Mobile Medical Apps In a Regulatory World

Mobile medical apps are related to implantable medical devices such as insulin pumps, yet there may be many other applications that have a broader application and appeal to the general population, not just “sick” patients.

Many mobile app developers from the largest IT firms in the world, like Apple, Google, Microsoft and Amazon, are past masters of data collection, processing and storage. For many of these firms, the creation and management of data center infrastructure is a core element of their business, even if many physical locations of these assets are not owned by the firms themselves. Large firms have perfected the design of their facilities and environments down to the doorknobs. Smaller app developers and new entrants to the mobile app community may also have sophisticated data center companies and infrastructure capabilities for the scope of their apps.

And yet…the word “medical” has introduced a new series of stakeholders, regulators, requirements and responsibilities that cannot simply bolt on to current data center environments and architecture.

There are two categories of mobile medical apps:

The first category includes the apps that the US Food and Drug Administration (FDA) will regulate because they meet the definition of a device preventing, diagnosing or treating a disease — e.g, mobile apps that monitor fetal heart rate (at home) during pregnancy and apps that monitor blood pressure. These apps are subject to FDA requirements and generate large amounts of data that must be stored in a HITRUST-compliant environment.

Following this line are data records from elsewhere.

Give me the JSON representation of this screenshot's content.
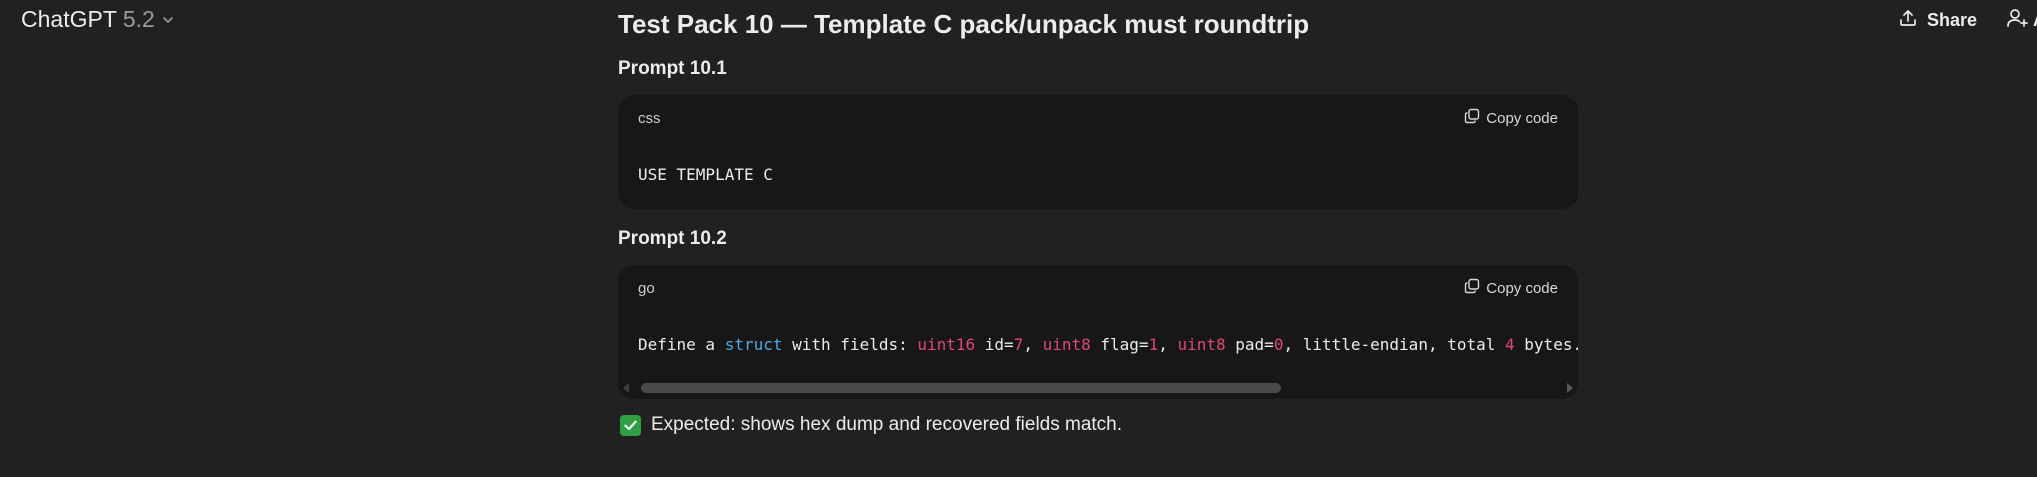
{
  "header": {
    "model_name": "ChatGPT",
    "model_version": "5.2",
    "share_label": "Share",
    "add_people_label": "A"
  },
  "conversation": {
    "heading": "Test Pack 10 — Template C pack/unpack must roundtrip",
    "prompts": [
      {
        "title": "Prompt 10.1",
        "language": "css",
        "copy_label": "Copy code",
        "code": "USE TEMPLATE C"
      },
      {
        "title": "Prompt 10.2",
        "language": "go",
        "copy_label": "Copy code",
        "code_tokens": {
          "t1": "Define a ",
          "t2": "struct",
          "t3": " with fields: ",
          "t4": "uint16",
          "t5": " id=",
          "t6": "7",
          "t7": ", ",
          "t8": "uint8",
          "t9": " flag=",
          "t10": "1",
          "t11": ", ",
          "t12": "uint8",
          "t13": " pad=",
          "t14": "0",
          "t15": ", little-endian, total ",
          "t16": "4",
          "t17": " bytes."
        }
      }
    ],
    "expected_icon": "check-mark-button-icon",
    "expected_text": "Expected: shows hex dump and recovered fields match."
  },
  "colors": {
    "background": "#212121",
    "code_background": "#171717",
    "keyword": "#4fa8e0",
    "type_and_number": "#e2457a",
    "check_green": "#2ea043"
  }
}
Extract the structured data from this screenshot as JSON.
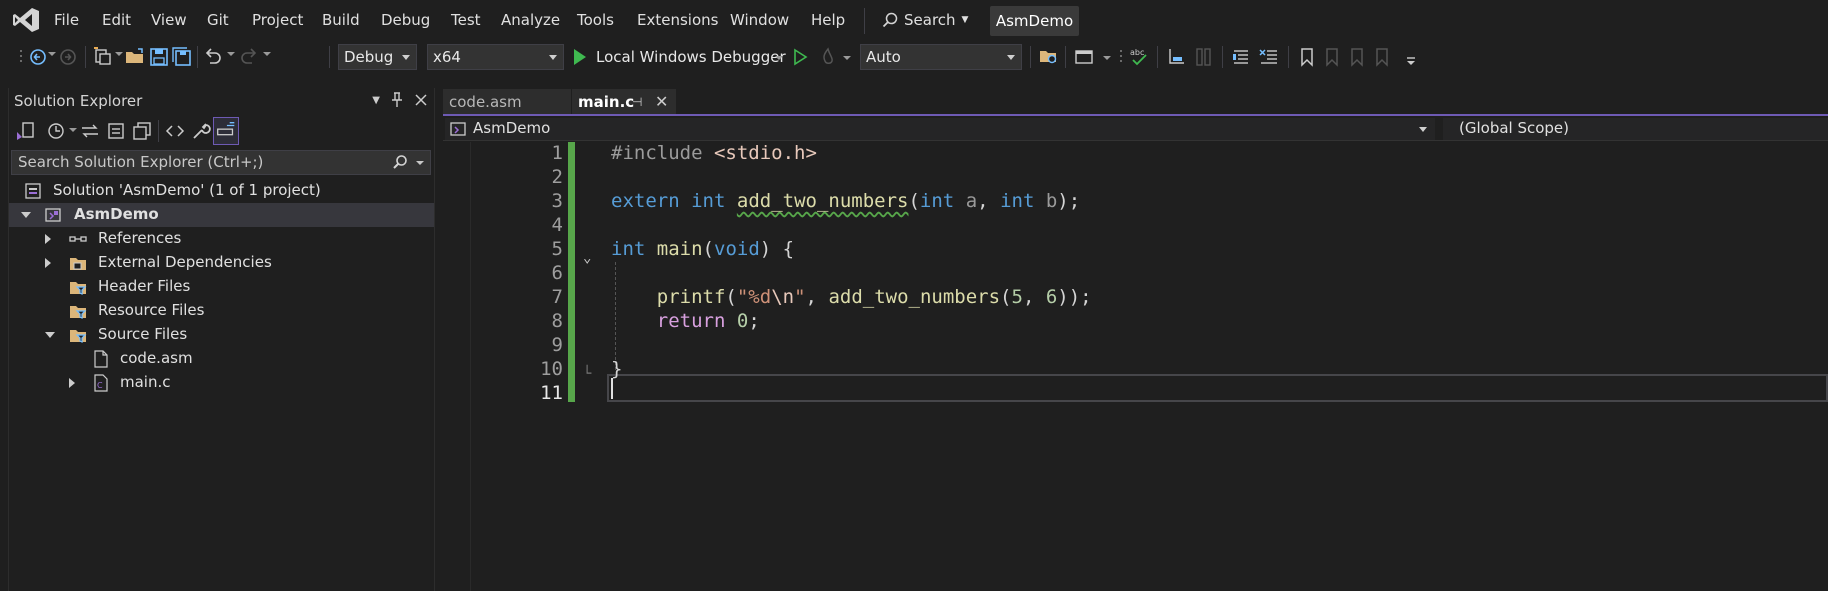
{
  "menubar": {
    "items": [
      "File",
      "Edit",
      "View",
      "Git",
      "Project",
      "Build",
      "Debug",
      "Test",
      "Analyze",
      "Tools",
      "Extensions",
      "Window",
      "Help"
    ],
    "search_label": "Search",
    "project_badge": "AsmDemo"
  },
  "toolbar": {
    "configuration": "Debug",
    "platform": "x64",
    "debugger_label": "Local Windows Debugger",
    "auto_combo": "Auto",
    "colors": {
      "play": "#3fb950",
      "accent": "#6e5ab4"
    }
  },
  "solution_explorer": {
    "title": "Solution Explorer",
    "search_placeholder": "Search Solution Explorer (Ctrl+;)",
    "tree": [
      {
        "label": "Solution 'AsmDemo' (1 of 1 project)",
        "icon": "solution-icon",
        "expander": "none"
      },
      {
        "label": "AsmDemo",
        "icon": "project-icon",
        "expander": "open",
        "selected": true,
        "bold": true
      },
      {
        "label": "References",
        "icon": "references-icon",
        "expander": "closed"
      },
      {
        "label": "External Dependencies",
        "icon": "external-deps-icon",
        "expander": "closed"
      },
      {
        "label": "Header Files",
        "icon": "filter-folder-icon",
        "expander": "none"
      },
      {
        "label": "Resource Files",
        "icon": "filter-folder-icon",
        "expander": "none"
      },
      {
        "label": "Source Files",
        "icon": "filter-folder-icon",
        "expander": "open"
      },
      {
        "label": "code.asm",
        "icon": "file-icon",
        "expander": "none"
      },
      {
        "label": "main.c",
        "icon": "c-file-icon",
        "expander": "closed"
      }
    ]
  },
  "editor": {
    "tabs": [
      {
        "label": "code.asm",
        "active": false
      },
      {
        "label": "main.c",
        "active": true
      }
    ],
    "nav_project": "AsmDemo",
    "nav_scope": "(Global Scope)",
    "line_numbers": [
      "1",
      "2",
      "3",
      "4",
      "5",
      "6",
      "7",
      "8",
      "9",
      "10",
      "11"
    ],
    "current_line": "11",
    "code": {
      "l1_directive": "#include",
      "l1_header": "<stdio.h>",
      "l3_extern": "extern",
      "l3_int": "int",
      "l3_fn": "add_two_numbers",
      "l3_paren": "(",
      "l3_int_a": "int",
      "l3_a": "a",
      "l3_comma": ",",
      "l3_int_b": "int",
      "l3_b": "b",
      "l3_close": ");",
      "l5_int": "int",
      "l5_main": "main",
      "l5_open": "(",
      "l5_void": "void",
      "l5_close": ") {",
      "l7_printf": "printf",
      "l7_open": "(",
      "l7_str_a": "\"%d",
      "l7_esc": "\\n",
      "l7_str_b": "\"",
      "l7_comma": ",",
      "l7_fn": "add_two_numbers",
      "l7_paren": "(",
      "l7_n1": "5",
      "l7_comma2": ",",
      "l7_n2": "6",
      "l7_end": "));",
      "l8_return": "return",
      "l8_zero": "0",
      "l8_semi": ";",
      "l10_brace": "}"
    }
  }
}
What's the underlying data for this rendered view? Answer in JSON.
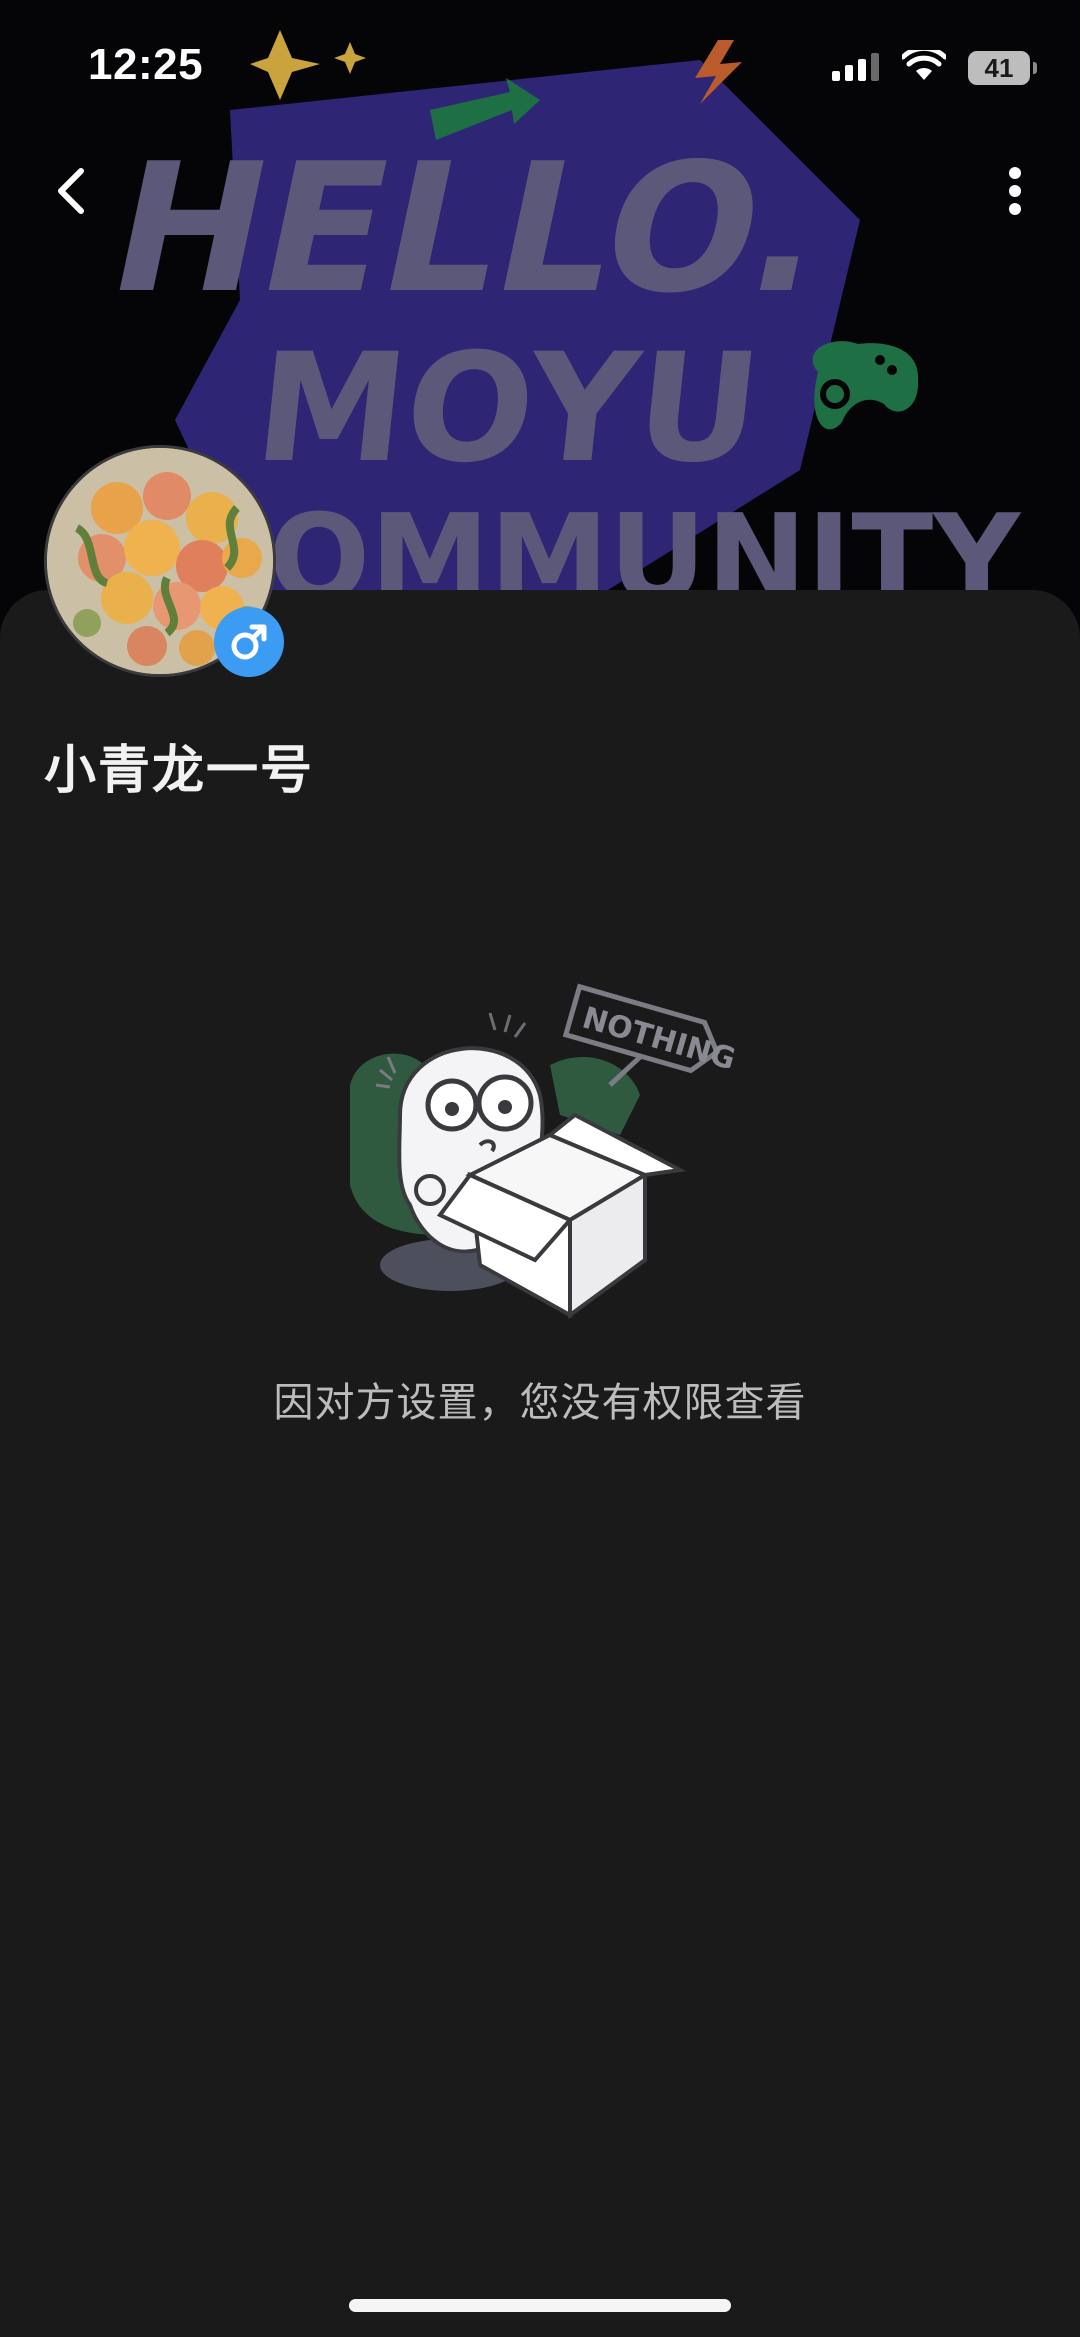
{
  "status_bar": {
    "time": "12:25",
    "battery_level": "41"
  },
  "banner": {
    "line1": "HELLO.",
    "line2": "MOYU",
    "line3": "COMMUNITY"
  },
  "profile": {
    "username": "小青龙一号",
    "gender_symbol": "♂"
  },
  "empty_state": {
    "badge_text": "NOTHING",
    "message": "因对方设置，您没有权限查看"
  },
  "colors": {
    "background": "#1a1a1b",
    "banner_purple": "#2e2675",
    "banner_text": "#5b5879",
    "gender_badge": "#3c9bf3",
    "message_text": "#bcbcbc"
  }
}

The second category includes the “wellness” apps that FDA generally does not currently regulate, such as FitBit, Apple Health app, and others. These apps generate large amounts of data that can be handled more like traditional customer data.

FDA-regulated apps pose a new challenge and an invitation for app makers large and small to house data in environments that are FDA and HITRUST compliant on day one and do not require large retrofitting of many facilities that handle much larger amounts of data not subject to these same requirements.

Access to a compliance-focused, purpose-built data environment for mobile medical app data will save developers significant cost and compliance approval delays.

DP Facilities, Inc. is 100% U.S.-citizen-owned and operated. Our flagship data center, Mineral Gap — located in Wise, Virginia (also known as “The Safest Place on Earth”) — is HITRUST CSF® certified, demonstrating that Mineral Gap’s BMS, EPMS, SOC, and NOC systems have met key regulations and industry-defined requirements in colocation, including hybrid cloud, for healthcare and is appropriately managing risk, including HIPAA compliance. Mineral Gap is the first concurrently maintainable designed and constructed Tier III data center in Virginia, certified by Uptime Institute for 99.98-percent availability. Mineral Gap is simply one of the top data centers in the US.